A top-rated restaurant on the Kent coast plans to increase in size, adding a wine and coffee bar to its seaside offerings.
Between its inside dining area and outdoor seating, Jetty Broadstairs at the town's Viking Bay can currently serve about 50 people.
But bistro boss Christian Miles hopes to double that capacity by expanding the restaurant into the sheltered area on the harbour.
“The plan is to build a coffee/wine bar and create a little more space for the restaurant as well,” explained Mr Miles, Jetty Broadstairs’ co-owner.
“That should allow us to accommodate another 10 people in the bistro and another 40 or so at the wine bar.
“It’s a big investment so it’s a bit scary, but we’re hoping this will benefit not only us but also the local area by creating more jobs and increasing tourism.”
The proposed £500,000 revamp would also include fitting the eatery with a formal entrance and putting in toilets and baby-changing facilities.
The plan is due to be considered by Thanet District Council at a planning meeting next week, but has so far received a mostly favourable response from Broadstairs residents.
Matthew Steeples says the harbour space in its present state is “of no use to man nor beast” and welcomed the proposed changes.
“As a resident living just up the hill from the Jetty Broadstairs, I wholeheartedly support this proposal,” commented Mr Steeples on the council’s planning website.
“The current derelict, windswept area is not an appealing place to spend time and expanding a popular restaurant into it will benefit both locals and visitors.”
But other residents argue the extension would mean a “loss of public space” and objected to the harbour being “turned over for commercial use”.
“Broadstairs is rightly well known as an attractive, traditional seaside resort", commented an anonymous resident.
“These qualities can easily be eroded by over commercialisation, as represented by this proposal."

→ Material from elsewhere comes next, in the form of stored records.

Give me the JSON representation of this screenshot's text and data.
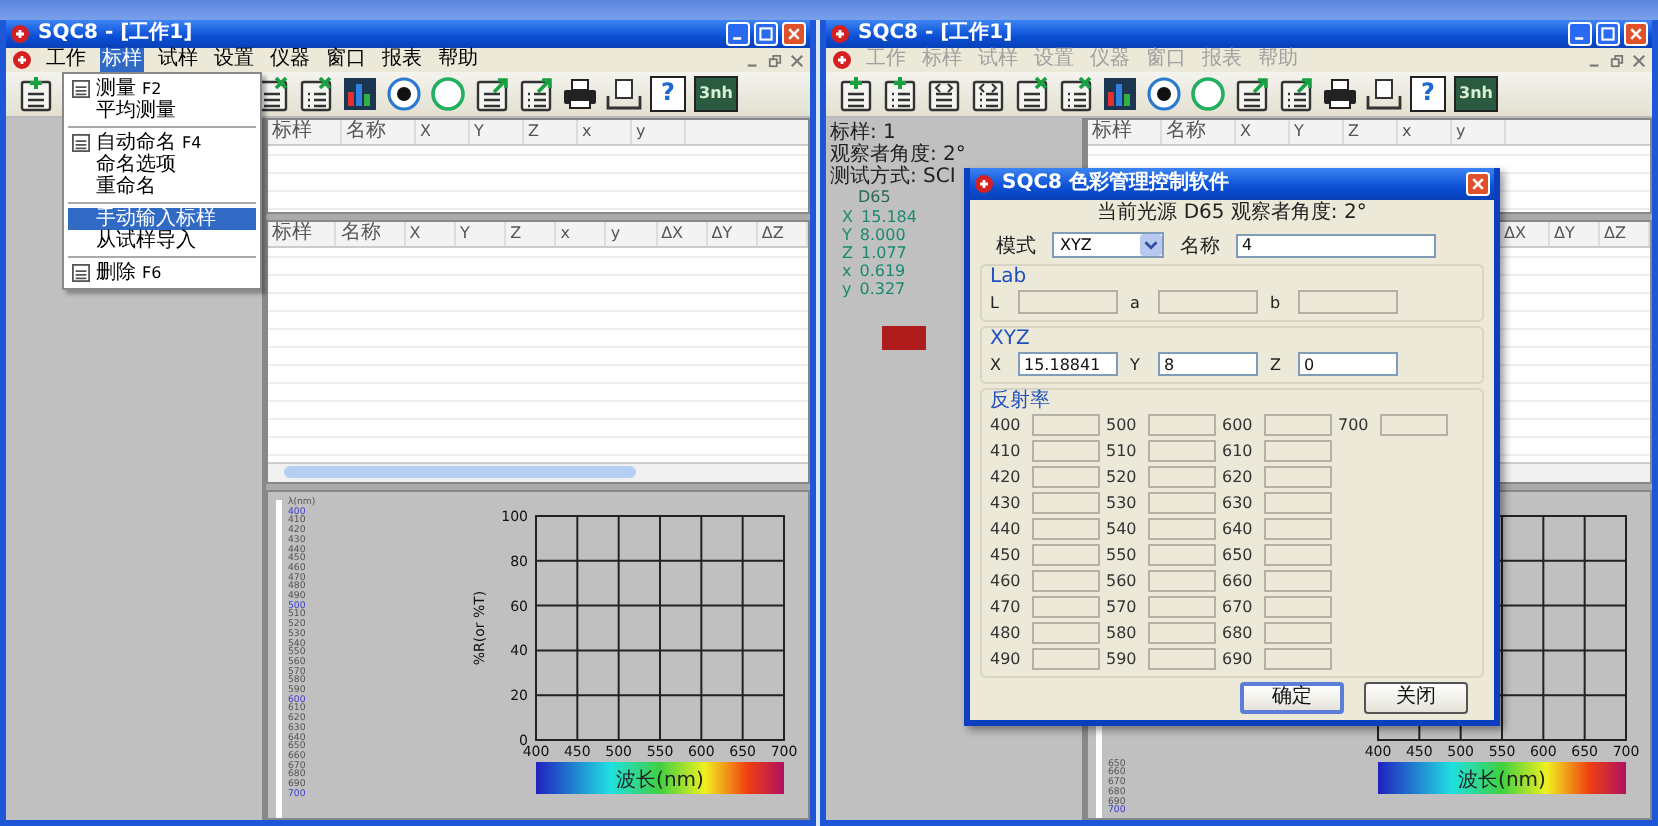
{
  "windows": [
    {
      "title": "SQC8 - [工作1]",
      "menu_disabled": false,
      "menu": [
        {
          "label": "工作",
          "selected": false
        },
        {
          "label": "标样",
          "selected": true
        },
        {
          "label": "试样",
          "selected": false
        },
        {
          "label": "设置",
          "selected": false
        },
        {
          "label": "仪器",
          "selected": false
        },
        {
          "label": "窗口",
          "selected": false
        },
        {
          "label": "报表",
          "selected": false
        },
        {
          "label": "帮助",
          "selected": false
        }
      ],
      "toolbar": [
        {
          "kind": "doc-add"
        },
        {
          "kind": "doc-delete"
        },
        {
          "kind": "list-delete"
        },
        {
          "kind": "chart"
        },
        {
          "kind": "record"
        },
        {
          "kind": "circle"
        },
        {
          "kind": "doc-export"
        },
        {
          "kind": "list-export"
        },
        {
          "kind": "printer"
        },
        {
          "kind": "tray"
        },
        {
          "kind": "help",
          "text": "?"
        },
        {
          "kind": "logo",
          "text": "3nh"
        }
      ],
      "dropdown": [
        {
          "kind": "item",
          "label": "测量",
          "shortcut": "F2",
          "icon": true,
          "selected": false
        },
        {
          "kind": "item",
          "label": "平均测量",
          "icon": false,
          "selected": false
        },
        {
          "kind": "separator"
        },
        {
          "kind": "item",
          "label": "自动命名",
          "shortcut": "F4",
          "icon": true,
          "selected": false
        },
        {
          "kind": "item",
          "label": "命名选项",
          "icon": false,
          "selected": false
        },
        {
          "kind": "item",
          "label": "重命名",
          "icon": false,
          "selected": false
        },
        {
          "kind": "separator"
        },
        {
          "kind": "item",
          "label": "手动输入标样",
          "icon": false,
          "selected": true
        },
        {
          "kind": "item",
          "label": "从试样导入",
          "icon": false,
          "selected": false
        },
        {
          "kind": "separator"
        },
        {
          "kind": "item",
          "label": "删除",
          "shortcut": "F6",
          "icon": true,
          "selected": false
        }
      ],
      "table1": {
        "columns": [
          "标样",
          "名称",
          "X",
          "Y",
          "Z",
          "x",
          "y"
        ]
      },
      "table2": {
        "columns": [
          "标样",
          "名称",
          "X",
          "Y",
          "Z",
          "x",
          "y",
          "ΔX",
          "ΔY",
          "ΔZ"
        ]
      },
      "wavelength_list": {
        "header": "λ(nm)",
        "items": [
          {
            "text": "400",
            "marked": true
          },
          {
            "text": "410",
            "marked": false
          },
          {
            "text": "420",
            "marked": false
          },
          {
            "text": "430",
            "marked": false
          },
          {
            "text": "440",
            "marked": false
          },
          {
            "text": "450",
            "marked": false
          },
          {
            "text": "460",
            "marked": false
          },
          {
            "text": "470",
            "marked": false
          },
          {
            "text": "480",
            "marked": false
          },
          {
            "text": "490",
            "marked": false
          },
          {
            "text": "500",
            "marked": true
          },
          {
            "text": "510",
            "marked": false
          },
          {
            "text": "520",
            "marked": false
          },
          {
            "text": "530",
            "marked": false
          },
          {
            "text": "540",
            "marked": false
          },
          {
            "text": "550",
            "marked": false
          },
          {
            "text": "560",
            "marked": false
          },
          {
            "text": "570",
            "marked": false
          },
          {
            "text": "580",
            "marked": false
          },
          {
            "text": "590",
            "marked": false
          },
          {
            "text": "600",
            "marked": true
          },
          {
            "text": "610",
            "marked": false
          },
          {
            "text": "620",
            "marked": false
          },
          {
            "text": "630",
            "marked": false
          },
          {
            "text": "640",
            "marked": false
          },
          {
            "text": "650",
            "marked": false
          },
          {
            "text": "660",
            "marked": false
          },
          {
            "text": "670",
            "marked": false
          },
          {
            "text": "680",
            "marked": false
          },
          {
            "text": "690",
            "marked": false
          },
          {
            "text": "700",
            "marked": true
          }
        ]
      },
      "chart_data": {
        "type": "line",
        "grid": true,
        "xlabel": "波长(nm)",
        "ylabel": "%R(or %T)",
        "xlim": [
          400,
          700
        ],
        "ylim": [
          0,
          100
        ],
        "xticks": [
          400,
          450,
          500,
          550,
          600,
          650,
          700
        ],
        "yticks": [
          0,
          20,
          40,
          60,
          80,
          100
        ]
      }
    },
    {
      "title": "SQC8 - [工作1]",
      "menu_disabled": true,
      "menu": [
        {
          "label": "工作",
          "selected": false
        },
        {
          "label": "标样",
          "selected": false
        },
        {
          "label": "试样",
          "selected": false
        },
        {
          "label": "设置",
          "selected": false
        },
        {
          "label": "仪器",
          "selected": false
        },
        {
          "label": "窗口",
          "selected": false
        },
        {
          "label": "报表",
          "selected": false
        },
        {
          "label": "帮助",
          "selected": false
        }
      ],
      "toolbar": [
        {
          "kind": "doc-add"
        },
        {
          "kind": "list-add"
        },
        {
          "kind": "doc-code"
        },
        {
          "kind": "list-code"
        },
        {
          "kind": "doc-delete"
        },
        {
          "kind": "list-delete"
        },
        {
          "kind": "chart"
        },
        {
          "kind": "record"
        },
        {
          "kind": "circle"
        },
        {
          "kind": "doc-export"
        },
        {
          "kind": "list-export"
        },
        {
          "kind": "printer"
        },
        {
          "kind": "tray"
        },
        {
          "kind": "help",
          "text": "?"
        },
        {
          "kind": "logo",
          "text": "3nh"
        }
      ],
      "info_panel": {
        "lines": [
          "标样: 1",
          "观察者角度: 2° 测试方式: SCI"
        ],
        "illuminant": "D65",
        "values": [
          {
            "name": "X",
            "value": "15.184"
          },
          {
            "name": "Y",
            "value": "8.000"
          },
          {
            "name": "Z",
            "value": "1.077"
          },
          {
            "name": "x",
            "value": "0.619"
          },
          {
            "name": "y",
            "value": "0.327"
          }
        ],
        "color": "#b01c1c"
      },
      "table1": {
        "columns": [
          "标样",
          "名称",
          "X",
          "Y",
          "Z",
          "x",
          "y"
        ]
      },
      "table2": {
        "columns": [
          "ΔX",
          "ΔY",
          "ΔZ"
        ]
      },
      "wavelength_list": {
        "items": [
          {
            "text": "650",
            "marked": false
          },
          {
            "text": "660",
            "marked": false
          },
          {
            "text": "670",
            "marked": false
          },
          {
            "text": "680",
            "marked": false
          },
          {
            "text": "690",
            "marked": false
          },
          {
            "text": "700",
            "marked": true
          }
        ]
      },
      "chart_data": {
        "type": "line",
        "grid": true,
        "xlabel": "波长(nm)",
        "xlim": [
          400,
          700
        ],
        "ylim": [
          0,
          100
        ],
        "xticks": [
          400,
          450,
          500,
          550,
          600,
          650,
          700
        ]
      },
      "dialog": {
        "title": "SQC8 色彩管理控制软件",
        "subtitle": "当前光源 D65 观察者角度: 2°",
        "mode": {
          "label": "模式",
          "value": "XYZ"
        },
        "name": {
          "label": "名称",
          "value": "4"
        },
        "lab": {
          "legend": "Lab",
          "fields": [
            {
              "label": "L",
              "disabled": true
            },
            {
              "label": "a",
              "disabled": true
            },
            {
              "label": "b",
              "disabled": true
            }
          ]
        },
        "xyz": {
          "legend": "XYZ",
          "fields": [
            {
              "label": "X",
              "value": "15.18841",
              "disabled": false
            },
            {
              "label": "Y",
              "value": "8",
              "disabled": false
            },
            {
              "label": "Z",
              "value": "0",
              "disabled": false
            }
          ]
        },
        "reflectance": {
          "legend": "反射率",
          "fields": [
            {
              "label": "400",
              "disabled": true
            },
            {
              "label": "410",
              "disabled": true
            },
            {
              "label": "420",
              "disabled": true
            },
            {
              "label": "430",
              "disabled": true
            },
            {
              "label": "440",
              "disabled": true
            },
            {
              "label": "450",
              "disabled": true
            },
            {
              "label": "460",
              "disabled": true
            },
            {
              "label": "470",
              "disabled": true
            },
            {
              "label": "480",
              "disabled": true
            },
            {
              "label": "490",
              "disabled": true
            },
            {
              "label": "500",
              "disabled": true
            },
            {
              "label": "510",
              "disabled": true
            },
            {
              "label": "520",
              "disabled": true
            },
            {
              "label": "530",
              "disabled": true
            },
            {
              "label": "540",
              "disabled": true
            },
            {
              "label": "550",
              "disabled": true
            },
            {
              "label": "560",
              "disabled": true
            },
            {
              "label": "570",
              "disabled": true
            },
            {
              "label": "580",
              "disabled": true
            },
            {
              "label": "590",
              "disabled": true
            },
            {
              "label": "600",
              "disabled": true
            },
            {
              "label": "610",
              "disabled": true
            },
            {
              "label": "620",
              "disabled": true
            },
            {
              "label": "630",
              "disabled": true
            },
            {
              "label": "640",
              "disabled": true
            },
            {
              "label": "650",
              "disabled": true
            },
            {
              "label": "660",
              "disabled": true
            },
            {
              "label": "670",
              "disabled": true
            },
            {
              "label": "680",
              "disabled": true
            },
            {
              "label": "690",
              "disabled": true
            },
            {
              "label": "700",
              "disabled": true
            }
          ]
        },
        "buttons": [
          {
            "label": "确定",
            "default": true
          },
          {
            "label": "关闭",
            "default": false
          }
        ]
      }
    }
  ]
}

However, documents submitted to the council argue the proposed extensions “would not cause harm nor affect the setting of the Broadstairs conservation area”.
Also included in the proposal is the provision of six new benches to be positioned on the harbour for public use.
“It’s an amazing spot and we want to do it justice,” added Mr Miles.
“We’re not taking up every square foot of space on the harbour - we’re taking up a good amount, but we are still making sure there will be space for people to shelter there."
If the plans are approved, construction would begin around October and would likely take four to six weeks of work, during which time the restaurant would be closed.
But once finished, Mr Miles says Jetty Broadstairs would offer a wider selection of wines, beers and “snacky bar food”.
A decision on the plans, which have been recommended for approval by Thanet District Council officers, will be made on Wednesday evening.